The MLL probe, labelled in green, covers a 200kb region including the MLL (KMT2A) gene. The MLLT1 probe, labelled in red, consists of two clones (203kb and 226kb) that flank the MLLT1 gene.
Translocations involving chromosome 11q23 frequently occur in both acute myeloid leukaemia (AML) and acute lymphoblastic leukaemia (ALL). In most cases, the MLL gene is involved but translocation partners are extremely variable, with 79 direct translocation partners having been molecularly characterised so far.
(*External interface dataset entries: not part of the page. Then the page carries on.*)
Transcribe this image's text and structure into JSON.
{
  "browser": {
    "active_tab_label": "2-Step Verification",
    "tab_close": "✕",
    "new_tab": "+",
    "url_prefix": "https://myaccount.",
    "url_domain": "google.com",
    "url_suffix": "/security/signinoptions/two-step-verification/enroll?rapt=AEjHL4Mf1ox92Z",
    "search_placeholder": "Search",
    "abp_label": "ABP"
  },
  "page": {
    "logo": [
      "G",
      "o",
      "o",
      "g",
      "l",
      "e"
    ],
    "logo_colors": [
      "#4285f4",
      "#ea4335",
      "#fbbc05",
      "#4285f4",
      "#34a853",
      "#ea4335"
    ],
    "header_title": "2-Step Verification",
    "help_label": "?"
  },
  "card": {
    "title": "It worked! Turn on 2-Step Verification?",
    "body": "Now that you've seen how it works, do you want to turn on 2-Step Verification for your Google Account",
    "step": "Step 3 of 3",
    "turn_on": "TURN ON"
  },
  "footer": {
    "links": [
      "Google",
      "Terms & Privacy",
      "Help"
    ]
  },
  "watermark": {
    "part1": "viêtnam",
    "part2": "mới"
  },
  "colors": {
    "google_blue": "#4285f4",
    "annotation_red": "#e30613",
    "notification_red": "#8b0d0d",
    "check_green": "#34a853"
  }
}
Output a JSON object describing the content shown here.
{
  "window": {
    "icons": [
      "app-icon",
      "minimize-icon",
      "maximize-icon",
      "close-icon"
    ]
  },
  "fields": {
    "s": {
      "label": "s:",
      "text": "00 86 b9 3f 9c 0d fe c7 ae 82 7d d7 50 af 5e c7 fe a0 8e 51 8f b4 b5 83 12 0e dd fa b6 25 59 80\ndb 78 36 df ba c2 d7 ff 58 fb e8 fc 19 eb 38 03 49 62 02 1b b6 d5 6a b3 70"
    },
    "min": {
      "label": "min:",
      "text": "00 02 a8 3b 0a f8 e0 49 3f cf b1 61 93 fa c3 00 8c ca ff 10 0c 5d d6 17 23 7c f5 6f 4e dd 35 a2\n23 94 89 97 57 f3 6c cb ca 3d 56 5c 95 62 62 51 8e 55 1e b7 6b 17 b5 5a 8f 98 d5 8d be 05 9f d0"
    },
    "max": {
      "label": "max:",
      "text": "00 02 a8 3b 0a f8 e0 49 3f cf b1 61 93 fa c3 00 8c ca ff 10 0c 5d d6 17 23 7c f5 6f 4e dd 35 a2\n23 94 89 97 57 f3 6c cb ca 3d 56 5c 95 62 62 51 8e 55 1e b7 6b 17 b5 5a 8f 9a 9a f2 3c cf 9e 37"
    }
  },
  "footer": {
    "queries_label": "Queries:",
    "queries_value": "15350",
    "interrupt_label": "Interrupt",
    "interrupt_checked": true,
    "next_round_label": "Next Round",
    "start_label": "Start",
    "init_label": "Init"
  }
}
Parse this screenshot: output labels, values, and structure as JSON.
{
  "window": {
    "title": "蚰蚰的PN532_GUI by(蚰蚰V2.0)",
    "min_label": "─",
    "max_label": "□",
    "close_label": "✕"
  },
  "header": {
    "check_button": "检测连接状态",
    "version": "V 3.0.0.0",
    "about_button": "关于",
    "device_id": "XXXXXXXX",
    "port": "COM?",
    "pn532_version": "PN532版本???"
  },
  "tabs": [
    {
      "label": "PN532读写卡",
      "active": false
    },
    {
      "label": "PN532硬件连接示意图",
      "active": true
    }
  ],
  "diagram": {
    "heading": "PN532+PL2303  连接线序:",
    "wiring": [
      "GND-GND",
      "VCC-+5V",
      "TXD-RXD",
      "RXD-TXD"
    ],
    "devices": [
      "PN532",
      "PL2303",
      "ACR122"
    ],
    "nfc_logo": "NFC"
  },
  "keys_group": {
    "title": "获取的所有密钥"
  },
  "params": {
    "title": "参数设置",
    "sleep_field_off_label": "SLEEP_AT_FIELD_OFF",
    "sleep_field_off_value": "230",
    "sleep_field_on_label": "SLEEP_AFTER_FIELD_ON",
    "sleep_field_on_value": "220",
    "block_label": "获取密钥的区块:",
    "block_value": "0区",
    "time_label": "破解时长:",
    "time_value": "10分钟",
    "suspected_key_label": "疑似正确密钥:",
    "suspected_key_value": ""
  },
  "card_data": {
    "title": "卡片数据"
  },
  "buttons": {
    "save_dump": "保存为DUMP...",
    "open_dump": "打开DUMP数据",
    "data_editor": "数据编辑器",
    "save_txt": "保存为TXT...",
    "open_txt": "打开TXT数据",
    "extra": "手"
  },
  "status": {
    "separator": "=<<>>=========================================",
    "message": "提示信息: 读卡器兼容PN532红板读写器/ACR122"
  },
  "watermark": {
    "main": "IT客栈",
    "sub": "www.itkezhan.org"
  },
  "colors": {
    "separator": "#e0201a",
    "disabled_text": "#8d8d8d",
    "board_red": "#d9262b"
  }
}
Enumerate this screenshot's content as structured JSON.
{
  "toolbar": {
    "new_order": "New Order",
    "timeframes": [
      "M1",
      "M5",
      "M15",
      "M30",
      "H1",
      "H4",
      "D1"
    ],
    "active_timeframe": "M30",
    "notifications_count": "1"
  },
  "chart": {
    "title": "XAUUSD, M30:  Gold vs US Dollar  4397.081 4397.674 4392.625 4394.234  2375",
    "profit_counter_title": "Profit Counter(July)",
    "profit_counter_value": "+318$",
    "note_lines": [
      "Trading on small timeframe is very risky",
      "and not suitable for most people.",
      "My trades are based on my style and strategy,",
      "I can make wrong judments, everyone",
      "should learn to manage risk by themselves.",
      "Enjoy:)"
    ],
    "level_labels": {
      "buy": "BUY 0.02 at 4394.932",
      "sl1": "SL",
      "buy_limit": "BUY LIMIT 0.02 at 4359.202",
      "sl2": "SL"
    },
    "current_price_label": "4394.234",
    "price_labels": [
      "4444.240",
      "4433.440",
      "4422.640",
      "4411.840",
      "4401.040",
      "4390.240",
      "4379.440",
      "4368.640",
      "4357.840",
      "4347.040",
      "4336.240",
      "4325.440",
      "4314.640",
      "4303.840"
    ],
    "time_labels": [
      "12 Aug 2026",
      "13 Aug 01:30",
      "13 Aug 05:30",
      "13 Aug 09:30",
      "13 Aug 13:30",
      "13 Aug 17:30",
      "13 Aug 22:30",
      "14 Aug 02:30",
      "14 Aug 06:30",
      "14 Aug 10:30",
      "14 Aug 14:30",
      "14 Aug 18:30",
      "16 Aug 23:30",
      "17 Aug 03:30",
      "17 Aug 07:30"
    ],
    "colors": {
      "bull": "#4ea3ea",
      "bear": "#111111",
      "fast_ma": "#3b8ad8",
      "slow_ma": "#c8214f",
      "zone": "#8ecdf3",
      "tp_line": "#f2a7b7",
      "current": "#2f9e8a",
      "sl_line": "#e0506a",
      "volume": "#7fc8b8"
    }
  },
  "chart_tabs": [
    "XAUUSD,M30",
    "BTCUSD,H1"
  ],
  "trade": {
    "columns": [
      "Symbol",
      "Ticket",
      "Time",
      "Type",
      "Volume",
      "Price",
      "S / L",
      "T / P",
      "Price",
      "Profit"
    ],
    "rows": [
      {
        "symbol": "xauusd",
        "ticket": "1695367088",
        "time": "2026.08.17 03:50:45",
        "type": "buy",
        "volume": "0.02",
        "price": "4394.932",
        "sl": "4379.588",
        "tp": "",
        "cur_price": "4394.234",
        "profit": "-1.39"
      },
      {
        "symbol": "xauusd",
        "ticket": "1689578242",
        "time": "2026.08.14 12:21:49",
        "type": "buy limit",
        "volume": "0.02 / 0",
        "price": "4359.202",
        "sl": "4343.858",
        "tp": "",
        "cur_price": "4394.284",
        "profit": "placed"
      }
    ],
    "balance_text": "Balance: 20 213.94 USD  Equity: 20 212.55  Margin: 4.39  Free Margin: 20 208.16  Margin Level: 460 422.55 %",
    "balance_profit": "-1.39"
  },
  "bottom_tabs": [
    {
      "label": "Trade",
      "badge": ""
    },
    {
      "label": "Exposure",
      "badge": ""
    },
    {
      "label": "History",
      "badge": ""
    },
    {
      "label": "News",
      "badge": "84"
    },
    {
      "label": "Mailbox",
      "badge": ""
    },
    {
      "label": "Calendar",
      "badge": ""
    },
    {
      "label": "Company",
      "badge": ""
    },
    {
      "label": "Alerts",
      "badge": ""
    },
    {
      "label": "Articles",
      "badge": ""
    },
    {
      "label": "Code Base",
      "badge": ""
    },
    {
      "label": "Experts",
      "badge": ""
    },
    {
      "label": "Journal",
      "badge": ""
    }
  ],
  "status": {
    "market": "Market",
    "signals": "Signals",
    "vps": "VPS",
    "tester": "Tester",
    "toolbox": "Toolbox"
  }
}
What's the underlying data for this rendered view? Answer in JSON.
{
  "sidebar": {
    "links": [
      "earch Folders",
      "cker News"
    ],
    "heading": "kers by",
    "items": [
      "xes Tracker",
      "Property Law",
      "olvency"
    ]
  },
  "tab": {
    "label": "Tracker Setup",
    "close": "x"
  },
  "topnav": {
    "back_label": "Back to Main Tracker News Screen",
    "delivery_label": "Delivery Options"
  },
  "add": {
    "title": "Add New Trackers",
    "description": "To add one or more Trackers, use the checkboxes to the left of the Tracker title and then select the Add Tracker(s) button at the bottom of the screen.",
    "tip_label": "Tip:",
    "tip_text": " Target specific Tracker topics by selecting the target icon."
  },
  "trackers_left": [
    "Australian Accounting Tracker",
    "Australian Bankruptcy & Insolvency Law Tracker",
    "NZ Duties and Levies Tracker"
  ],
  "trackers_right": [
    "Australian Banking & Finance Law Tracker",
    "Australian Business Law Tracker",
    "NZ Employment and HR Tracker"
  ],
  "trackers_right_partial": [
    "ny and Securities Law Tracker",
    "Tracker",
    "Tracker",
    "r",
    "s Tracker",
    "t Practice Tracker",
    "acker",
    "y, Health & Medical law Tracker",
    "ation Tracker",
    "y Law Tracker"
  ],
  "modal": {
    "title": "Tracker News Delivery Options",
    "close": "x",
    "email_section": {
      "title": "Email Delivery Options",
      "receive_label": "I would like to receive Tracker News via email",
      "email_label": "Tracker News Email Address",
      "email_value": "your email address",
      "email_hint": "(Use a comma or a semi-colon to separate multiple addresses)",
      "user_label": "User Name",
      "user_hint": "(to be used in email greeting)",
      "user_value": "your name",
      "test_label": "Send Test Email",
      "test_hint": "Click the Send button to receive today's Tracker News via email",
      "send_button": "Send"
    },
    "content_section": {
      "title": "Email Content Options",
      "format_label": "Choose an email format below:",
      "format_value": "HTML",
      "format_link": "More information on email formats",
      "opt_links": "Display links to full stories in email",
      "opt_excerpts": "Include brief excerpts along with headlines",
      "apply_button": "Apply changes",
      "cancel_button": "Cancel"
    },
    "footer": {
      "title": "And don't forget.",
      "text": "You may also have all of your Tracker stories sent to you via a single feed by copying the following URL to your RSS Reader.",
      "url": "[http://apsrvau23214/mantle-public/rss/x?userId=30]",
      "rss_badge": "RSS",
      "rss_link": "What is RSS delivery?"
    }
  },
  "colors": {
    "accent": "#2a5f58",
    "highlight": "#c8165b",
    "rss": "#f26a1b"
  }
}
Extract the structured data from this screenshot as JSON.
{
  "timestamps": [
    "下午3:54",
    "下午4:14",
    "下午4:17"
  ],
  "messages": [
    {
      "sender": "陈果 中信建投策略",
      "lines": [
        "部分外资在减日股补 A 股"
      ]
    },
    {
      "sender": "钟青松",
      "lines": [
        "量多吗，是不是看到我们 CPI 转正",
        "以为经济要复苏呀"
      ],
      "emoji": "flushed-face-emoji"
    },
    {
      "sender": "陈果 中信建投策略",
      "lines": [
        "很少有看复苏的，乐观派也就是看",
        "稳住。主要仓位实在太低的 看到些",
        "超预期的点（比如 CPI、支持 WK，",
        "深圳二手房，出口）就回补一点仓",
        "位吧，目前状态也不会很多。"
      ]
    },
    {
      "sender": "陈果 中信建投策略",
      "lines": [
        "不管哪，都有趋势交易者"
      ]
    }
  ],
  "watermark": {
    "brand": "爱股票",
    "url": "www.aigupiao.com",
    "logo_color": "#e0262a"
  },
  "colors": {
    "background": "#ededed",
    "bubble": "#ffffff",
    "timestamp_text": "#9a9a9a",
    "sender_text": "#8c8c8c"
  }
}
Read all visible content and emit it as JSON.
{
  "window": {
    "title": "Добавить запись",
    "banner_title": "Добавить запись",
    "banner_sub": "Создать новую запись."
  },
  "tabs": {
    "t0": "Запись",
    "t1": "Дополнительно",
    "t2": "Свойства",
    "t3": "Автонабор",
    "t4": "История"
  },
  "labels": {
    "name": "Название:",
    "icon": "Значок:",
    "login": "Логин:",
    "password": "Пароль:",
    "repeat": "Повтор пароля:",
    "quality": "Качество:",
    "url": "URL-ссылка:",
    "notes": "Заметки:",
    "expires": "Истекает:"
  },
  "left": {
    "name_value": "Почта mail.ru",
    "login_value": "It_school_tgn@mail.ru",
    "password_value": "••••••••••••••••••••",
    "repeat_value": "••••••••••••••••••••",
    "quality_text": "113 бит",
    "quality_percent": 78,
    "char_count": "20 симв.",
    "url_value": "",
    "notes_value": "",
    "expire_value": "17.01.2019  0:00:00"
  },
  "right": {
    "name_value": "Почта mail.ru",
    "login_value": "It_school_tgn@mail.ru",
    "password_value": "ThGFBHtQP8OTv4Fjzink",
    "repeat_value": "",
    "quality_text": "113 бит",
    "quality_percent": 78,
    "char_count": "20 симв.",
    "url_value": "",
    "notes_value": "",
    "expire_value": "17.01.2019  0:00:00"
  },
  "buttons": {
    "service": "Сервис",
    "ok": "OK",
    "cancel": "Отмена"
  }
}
The most common MLL rearrangement in both AML and ALL involves fusion of the MLL and AFF1 (AF4) genes via a t(4;11)(q21;q23) translocation. Three of the other more common translocations involve the MLLT3 (AF9) gene on chromosome 9, the MLLT1 (ENL) gene on chromosome 19 or the MLLT4 (AF6) gene on chromosome 6:
We now have a range of Research Use Only (RUO) Translocation, Dual Fusion probes to allow specific detection of these MLL rearrangements.
The quality of the products we have received from CytoCell have been excellent. The FISH probes they provide to us give intense, strong signals and are a pleasure to count. What has really stood out however has been the level of support and assistance provided by CytoCell’s application specialists. The team worked very closely alongside our own during the adoption of this product and spent many hours with us perfecting the technique, going above and beyond what I would expect during the transition period. Source BioScience absolutely demand high quality products and service to be able to deliver our results with confidence, and that is what we have received from CytoCell.
Laboratory Operations Manager, Source BioScience, UK